The absolute last person who would ever have taken this approach is Abraham Lincoln. Yes, Lincoln’s presidency was the product of a time period when his original party (the Whigs) unraveled and was replaced by a more principled party (the Republicans). This is what some of the Lincoln Project folks say they would like to see. But it is where the similarity ends. In 1848, the Whigs nominated Zachary Taylor for president. While parallels between Taylor and Trump are overstated, Taylor was a political novice of vague political principles, and because he was a large-scale Louisiana slaveholder who would not campaign against slavery, Charles Sumner and other “Conscience Whigs” refused to support Taylor. The Conscience Whigs were, in 2016 terms, Never Taylor. Lincoln didn’t join them. He and William Seward, later his secretary of state, both remained faithful Whigs and stumped for Taylor against Lewis Cass, a northerner running on a “popular sovereignty” platform more favorable to the expansion of slavery. As it turned out, Taylor in office was much more hostile to the pro-slavery Democrats than anticipated — like Trump, he was politically radicalized by partisan opposition — and grew to detest his former son-in-law Jefferson Davis.

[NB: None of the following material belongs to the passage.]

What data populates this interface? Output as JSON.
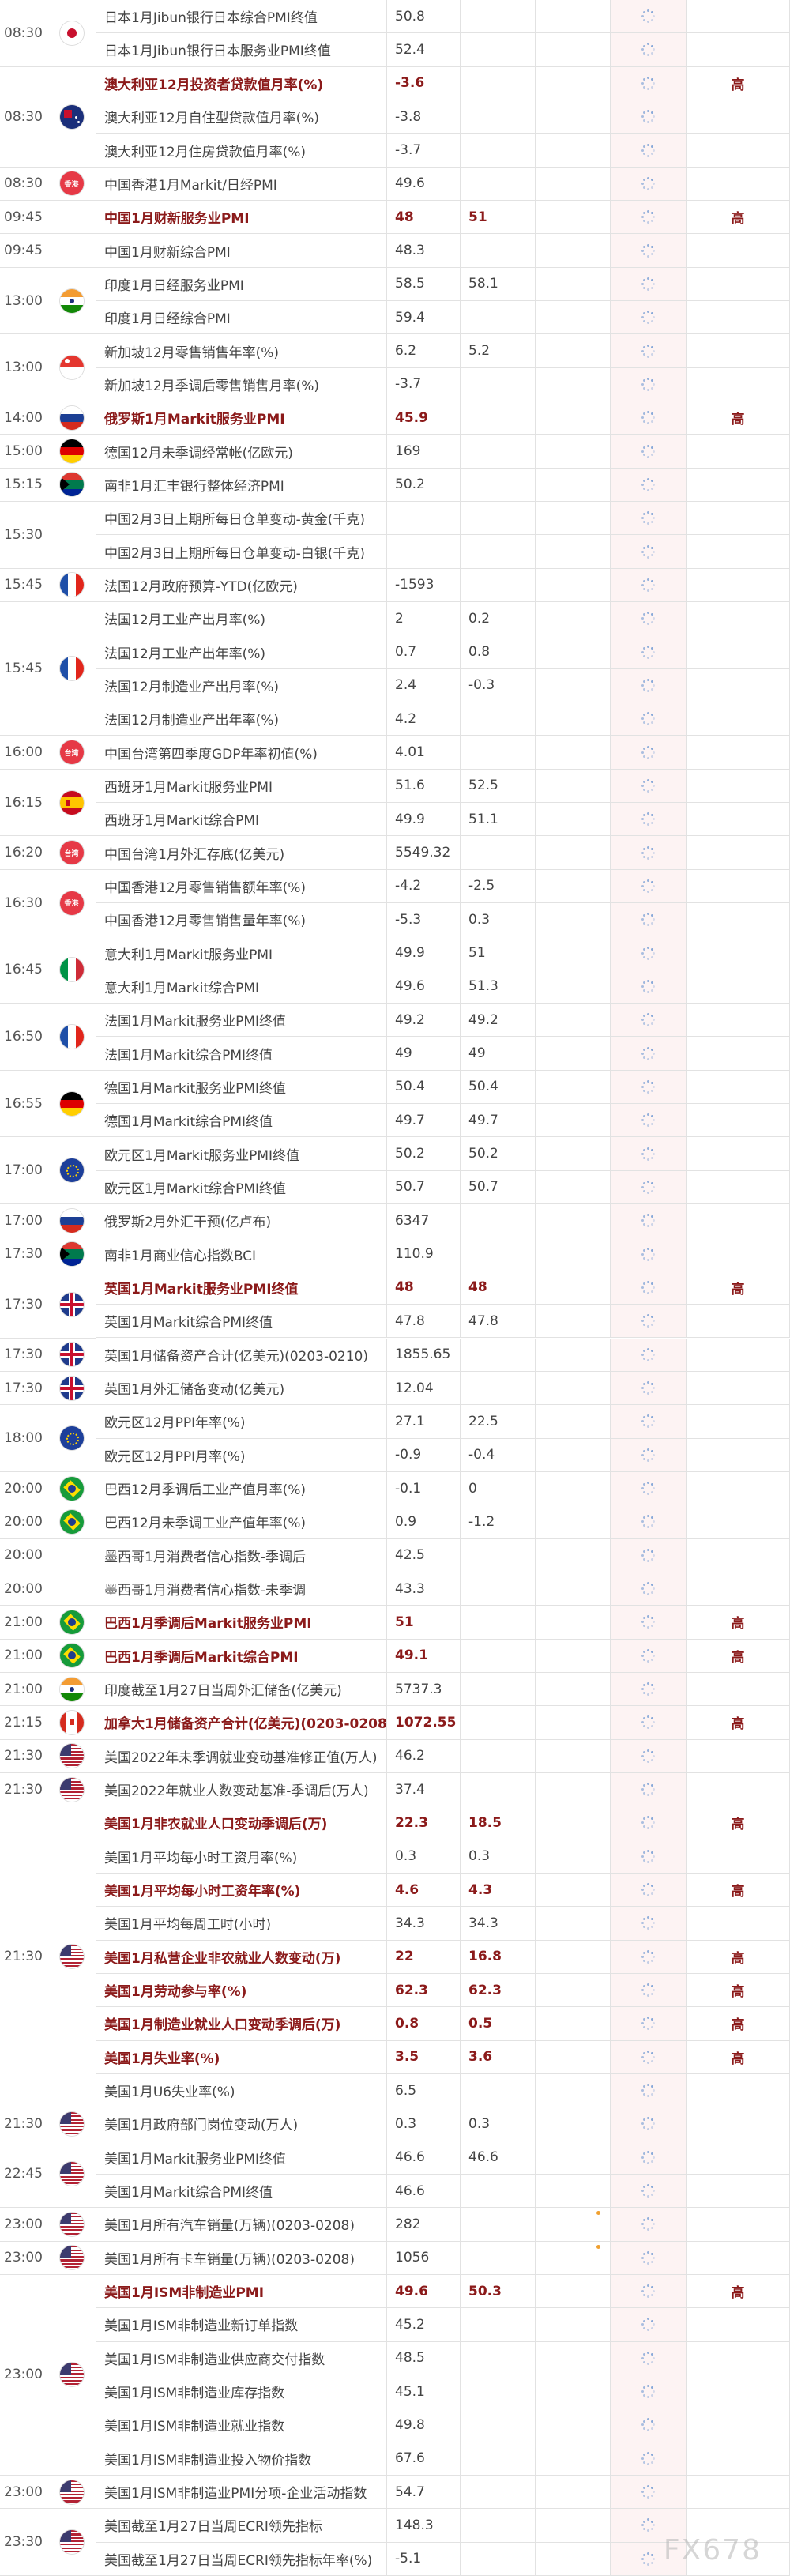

In fact, Lincoln would be one of the last Whigs to abandon his party; only when it was clearly no longer a useable vehicle for pursuing his causes did he turn to the Republicans. The Republican coalition he built in 1860 was constructed on standing together to do common things; Lincoln was careful to make room in his tent for anyone who agreed with him, even slaveholders and former anti-immigrant Know-Nothings. He did not hold personal political grudges. In 1854, as the Whigs were unraveling, Lincoln was arguing that the best defense against expanding slavery into the territories was to defend the Missouri Compromise and the Compromise of 1850, even with all of their flaws (including the Fugitive Slave Law). He gave a speech in Peoria in October 1854 arguing that those who wished to preserve the Union should work together and not turn up their noses at standing with people they otherwise disagreed with — so long as they stood together on issues of agreement: